The tally so far:

  • Muslin fitting ~ 4 hours
  • Prepping underlining & lining – 4.5 hours
  • Constructing dress & removing basting stitches – 5 hours

Still to be done:

  • Perfect matched seams
  • Turn seam allowances to inside and tack down
  • Zipper
  • Lining
  • Hem

I need to stop making lists…. looks so much worse that way!

a little black dress, part deux

Well, unsurprisingly to me, I haven’t gotten much further on the dress. But I have managed to both take some pictures of the journey and get them downloaded on my computer. That’s a small little success right there!

My starfish-shaped bodice. They had themselves some serious darts in the 1950s!

Our most recent class chat was Sunday evening, two nights ago.  As I had a busy day and not much time to get ahead with sewing before the chat, I put the laptop nearby and continued to alternate basting pieces and typing for an hour. I was able to get the entire bodice hand-basted together just before our chat came to an end… and lo and behold… the darn thing actually fit pretty well.

A few notes while they are still relatively fresh in my mind:

  • It took about one hour to baste the entire bodice together. This includes side seams, shoulder seams and six bodice darts.
  • I need to continuously remind myself that this is a 1950s vintage pattern. It was meant to wear over 1950s lingerie (aka bullet bras) which I do not currently wear. (Nor do I plan to… but that’s a whole other topic.)
  • It’s a fine line between getting a good high bust point and maintaining the vintage look while still being able to wear the dress comfortably over modern skivvies.
  • The bodice will be comfortably snug when finished, especially with the lining layer thrown in there. However, I always find that linen relaxes on the body so I’m keeping that in mind relative to the ease of the finished dress. We’ll see how the cotton batiste underlining effects that…
  • It’s going to take some really delicate yet manipulative pressing to get the bust just right. But if I’m patient and take some time on it it will be worth the effort.
  • Lastly… keep the orange and white cat away from the little black dress pieces.

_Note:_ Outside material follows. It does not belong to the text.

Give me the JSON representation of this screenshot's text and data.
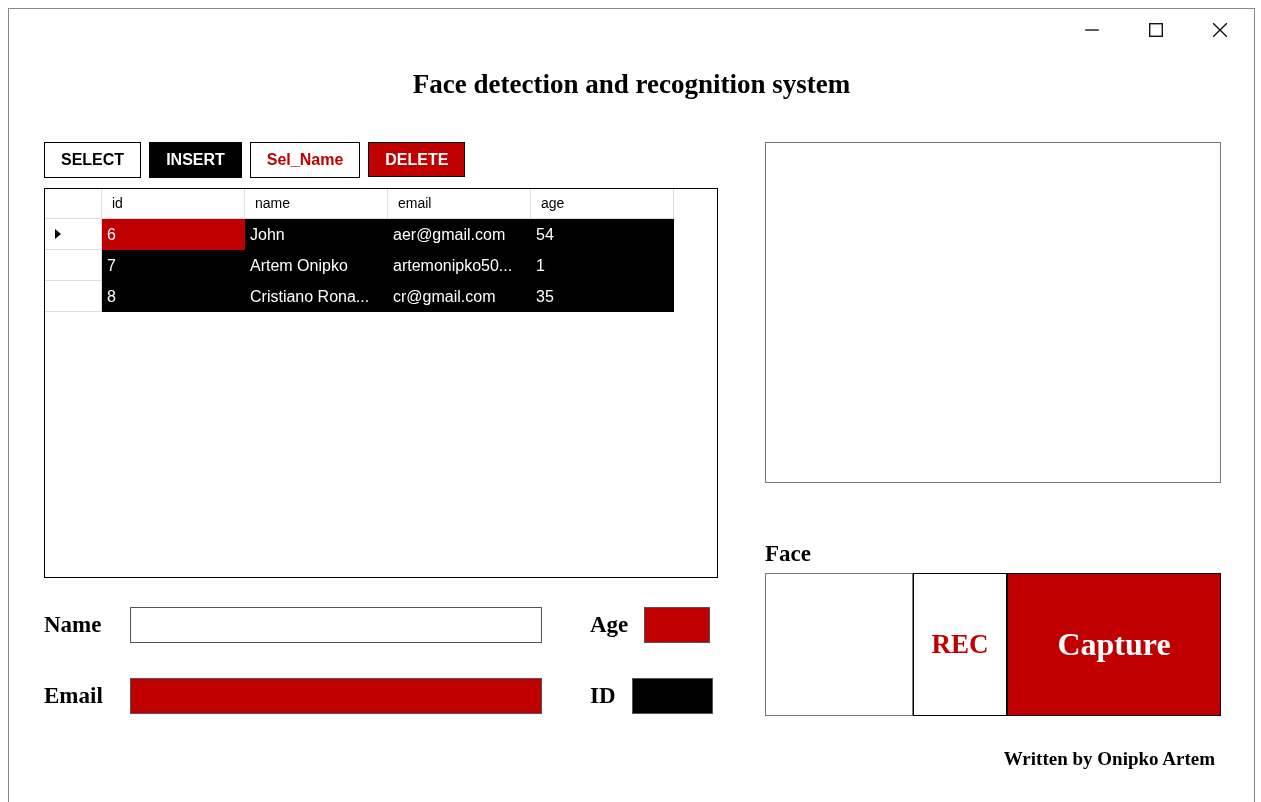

A single cat hair is too much.

I will baste the skirt darts and side seams next but won’t bother trying those on. The muslin from the waist down has been just ducky so far. Once all the basting is done, it’s time to whip the whole thing together on the machine and starting turning all those seam allowances to the inside. And add a zipper. Here’s hoping it’s as quick as it sounds in the directions….

a little black dress

Not surprisingly, I’m juggling several projects, but the one currently getting the most attention is my little black dress made of linen. I’m taking Susan Khalje’s online class through Pattern Review and am both learning a ton and having way more fun with the meticulous steps than I had expected. The pattern I chose is Vintage Vogue (reprint) 1137. The finished dress will be 100% black linen from Joann’s, underlined with black cotton batiste (because I had 4 yards just sitting around). Lining is yet to be determined.

The muslin fitting stage was the most tedious so far – primarily because I had to alter a single front bodice piece to fit 3 cup sizes larger than the pattern, using only one vertical dart and one horizontal dart on each half. So… five muslin bodice fronts later, I was finally happy with the result. Not ecstatic-jumping-for-joy-happy but more of a subdued yeah-this-will-work-happy. And while part of me wishes I had kept track of the hours that went into that portion of the project, let’s just say it’s probably better not knowing!

Earlier this evening I had some time to work on the next few steps – namely marking the seam lines on the underlining, cutting out the underlining and the linen, and then basting each piece to it’s underlining along the seam lines. I can report that all of that took roughly 4.5 hours. I’m pretty sure the basting took about 1.5 hours of that… but I wasn’t paying attention when I started the first piece.

The gory details of the steps… along with photos are up next. Oh, and basting the pieces together to see if my yeah-this-will-work muslin did the trick after all!